Gartner has shared the IT spending pattern of enterprise CIOs.
CIOs in North America report an IT budget increase of 1.8 percent for 2014. CIOs in EMEA will be spending 2.4 percent less.
62 percent of CIOs in North America are expecting to change technology and sourcing strategies in the next two to three years. This is the lowest percentage in any of the major geographies. 82 percent of CIOs in China expect to change their technology and sourcing approach in the next two to three years, said Gartner.
North American CIOs have a slightly larger focus on agility than their global counterparts and a slightly larger use of software as a service (SaaS), as opposed to infrastructure as a service (IaaS) or platform as a service (PaaS).
26 percent of North American CIOs report they have made significant use of public cloud offerings, so the majority of North American CIOs still need to venture into significant public cloud usage.
CIOs in China reveal IT budget increase of 13 percent this year against global average of 0.2 percent. 45 percent of IT spending in China is outside the IT organization, compared with the global average of 26 percent.
China appears bullish on digital and cloud, with 39 percent of CIO respondents from enterprises in China identifying a C-level digital leader (such as a chief digital officer (CDO)) in their business, versus 7 percent globally.

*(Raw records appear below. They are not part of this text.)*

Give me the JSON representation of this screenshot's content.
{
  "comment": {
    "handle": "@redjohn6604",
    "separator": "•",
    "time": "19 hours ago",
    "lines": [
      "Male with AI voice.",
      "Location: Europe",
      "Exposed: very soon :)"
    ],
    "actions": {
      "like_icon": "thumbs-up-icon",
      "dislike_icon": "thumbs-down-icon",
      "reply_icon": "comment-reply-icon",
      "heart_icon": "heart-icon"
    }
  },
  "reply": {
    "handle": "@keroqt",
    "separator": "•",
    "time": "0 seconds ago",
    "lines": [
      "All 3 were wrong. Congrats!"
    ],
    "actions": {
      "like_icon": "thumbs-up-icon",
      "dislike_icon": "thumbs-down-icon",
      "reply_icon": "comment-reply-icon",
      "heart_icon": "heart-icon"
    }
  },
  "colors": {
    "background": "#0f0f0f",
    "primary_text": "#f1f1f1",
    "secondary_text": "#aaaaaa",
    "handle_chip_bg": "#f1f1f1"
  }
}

61 percent of Chinese CIOs report that they have made a significant investment in public cloud, versus 25 percent globally.

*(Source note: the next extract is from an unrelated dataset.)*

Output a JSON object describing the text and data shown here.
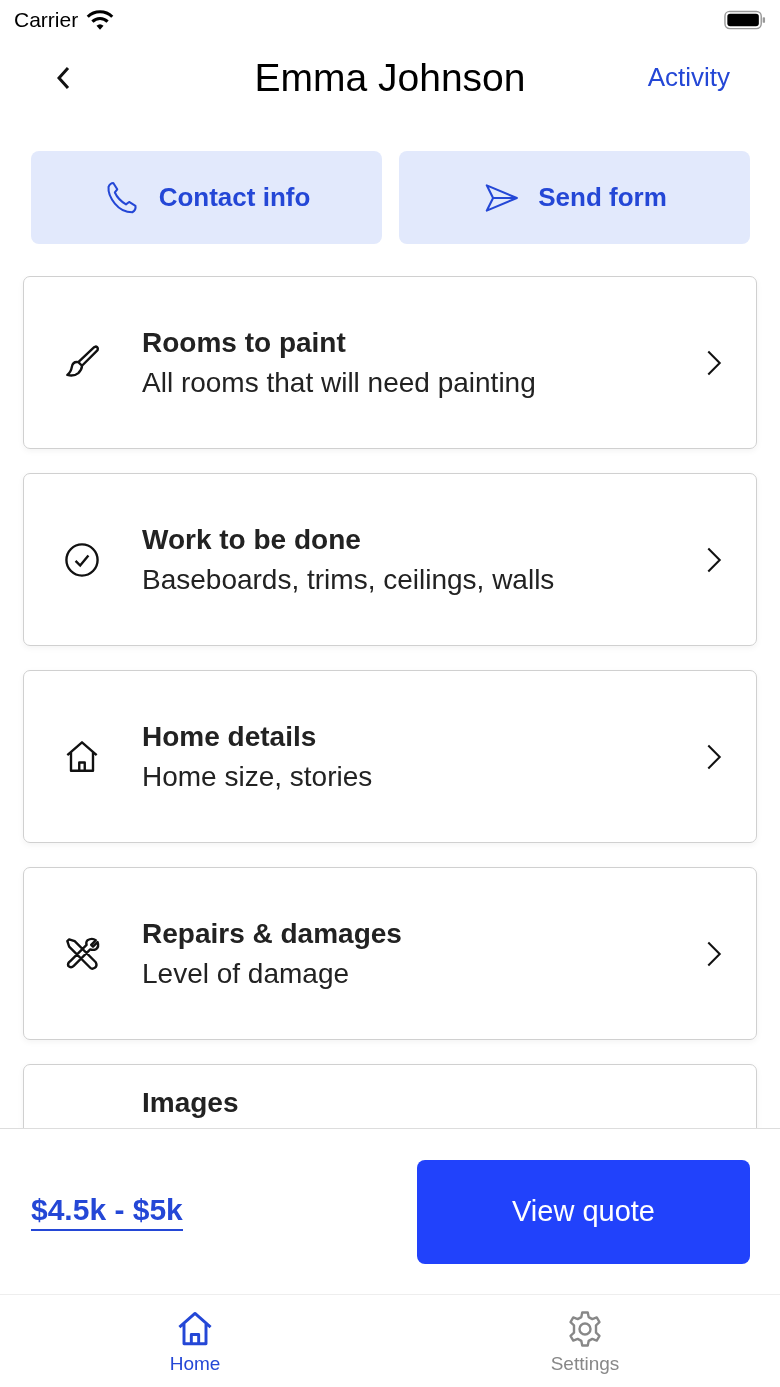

Globally, 25 percent of CIOs have made significant cloud investments. In the U.K., 28 percent of CIOs report already making significant cloud investments.
65 percent of CIO respondents in the U.K. and Ireland expect to increase their sourcing of IT in the near future.
CIOs in Latin America will take advantage of digital economy opportunities. 25 percent of IT spend is outside of the IT budget against 26 percent globally. For Brazil, it has reached 34 percent.
While 42 percent of global CIO respondents think they don’t have the IT skills and capabilities to meet digital challenges, in Latin America 26 percent of IT organizations think they are not ready to tame the digital dragon.